- The Facebook account was linked to the Instagram account
- Given the limited resources available it was considered that READ for Life didn’t have the capacity at this time to run a Twitter account based on the small number current number of followers, low engagement and the resources required to develop a strong following. If a volunteer was available to run the account it could proceed. Twitter was put it on hold until more resources are available. Better to run a few accounts well than spread finite resources too thin.
- The account was converted from a personal account to a business account and the profile completed with a bit.ly link to the website so traffic from Instagram can be measured.
- Research was done into relevant hashtags and batches of hashtags prepared
- Recommendations were made to tweak the kind of posts featured. Gorgeous images of kids learning to read or teachers being inspired to are more likely to get engagement and inspire giving than the very creative resources being created used by staff.

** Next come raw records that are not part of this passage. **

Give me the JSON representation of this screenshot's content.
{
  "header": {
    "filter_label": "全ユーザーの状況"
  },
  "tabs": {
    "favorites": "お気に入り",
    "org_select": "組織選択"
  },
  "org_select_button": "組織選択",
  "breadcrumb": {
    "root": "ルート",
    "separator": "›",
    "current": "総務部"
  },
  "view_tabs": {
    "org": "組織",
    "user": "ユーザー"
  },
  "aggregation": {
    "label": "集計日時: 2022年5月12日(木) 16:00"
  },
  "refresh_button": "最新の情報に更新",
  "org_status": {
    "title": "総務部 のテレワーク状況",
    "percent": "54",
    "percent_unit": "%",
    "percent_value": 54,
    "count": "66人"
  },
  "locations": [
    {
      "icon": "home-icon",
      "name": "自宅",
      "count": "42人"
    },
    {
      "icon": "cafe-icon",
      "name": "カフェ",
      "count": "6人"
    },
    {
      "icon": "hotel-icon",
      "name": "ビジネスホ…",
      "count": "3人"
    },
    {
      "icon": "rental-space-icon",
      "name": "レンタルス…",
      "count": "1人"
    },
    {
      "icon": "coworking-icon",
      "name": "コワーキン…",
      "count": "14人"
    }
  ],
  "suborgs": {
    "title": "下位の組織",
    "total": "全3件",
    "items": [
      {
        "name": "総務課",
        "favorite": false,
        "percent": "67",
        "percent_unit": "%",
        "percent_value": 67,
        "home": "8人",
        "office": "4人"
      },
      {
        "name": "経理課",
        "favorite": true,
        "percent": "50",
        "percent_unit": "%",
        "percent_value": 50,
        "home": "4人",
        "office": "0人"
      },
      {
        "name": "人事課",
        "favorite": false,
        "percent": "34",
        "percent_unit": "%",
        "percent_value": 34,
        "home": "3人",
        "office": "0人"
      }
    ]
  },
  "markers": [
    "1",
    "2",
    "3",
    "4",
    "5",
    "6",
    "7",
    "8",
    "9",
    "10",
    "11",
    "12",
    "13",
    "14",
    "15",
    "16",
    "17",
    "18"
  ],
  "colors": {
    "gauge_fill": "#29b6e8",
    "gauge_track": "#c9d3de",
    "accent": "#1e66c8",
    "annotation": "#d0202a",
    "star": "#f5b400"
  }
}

It was agreed that Pinterest was a better platform for this.
- Suggestions were made to follow like-minded people and organisations and accounts and to engage and make comments on their posts
- A READ for Life company page was created, staff were added as Admins
- Staff were encouraged to invite all their personal followers, staff, board members and volunteers to follow the company page and post the blog posts here
- Pinterest serves a slightly different purpose to the other READ for Life channels and is primarily to be used as a resource for finding and sharing ideas with other teachers worldwide. It has the potential to become a best-case resource for organisations working in this field.
Step 4: Set up an Editorial/Content Calendar
- A free, online and shareable editorial calendar was set up using Trello and staff invited to join as admin. An outline of a schedule for blog posts was developed and relevant International UN Days added in the calendar. Staff can then allow volunteers who are working on the blog posts and posting on social media access to the schedule for reference if needed
Step 5: Define Visuals and Branding
- READ for Life was successful in applying for a nonprofit account with Canva.com which is a great online resource for creating graphics for social media.
- READ for Life brand colours were identified based on their logo and templates set up for the various social platforms for anyone from the organization to use to create visual content
Instagram and Facebook– quote templates, international days of the year
Step 6: Recommendations for creating content on social media
- Tell a story
- Always add a call to action at the end of each post:
- E.g. Read about it on our latest blog post
- Watch this video and enjoy
- Donate (no more than 1 out of 5 posts)
- Be social! Ask a question to encourage the followers to engage:
- What was your favourite book as a child?
- What are your favourite children’s books?
- Respond to comments. A simple “thank you for your comment”, and if appropriate ask them a further question. There are two reasons for this:
- It makes the commenter feel heard and part of your community
- Any engagement on the post pushes the post further up the page of your followers and increases the reach of the post
Types of content to post – examples
- Create images with quotes on Canva – related to teachers, education, literacy etc. particularly popular on Instagram
- Additionally, quotes from the blog can repurposed as a stand-alone image
- Thank you/ appreciation posts to show donors how their money is being put to good use
- Case studies – students and teachers. What they have learned, progress made, outcomes
- Photo stories
- Countdown posts – 7 days until ……
- Videos – a short video was created using Animoto software to promote the progress of the organisation so far
- Share or create Infographics on the importance of education, literacy, reading and completing school. This graphic was created quickly and easily on Canva using a template
Step 6: Test, monitor and analyse results and adjust strategy as required
Once the strategy is rolled out a monthly check-in and check-up is advised. What’s working, what’s not, what can be done differently, plan for upcoming events and create batches of content.
Do you have any questions for us about creating a social media strategy for your non-profit?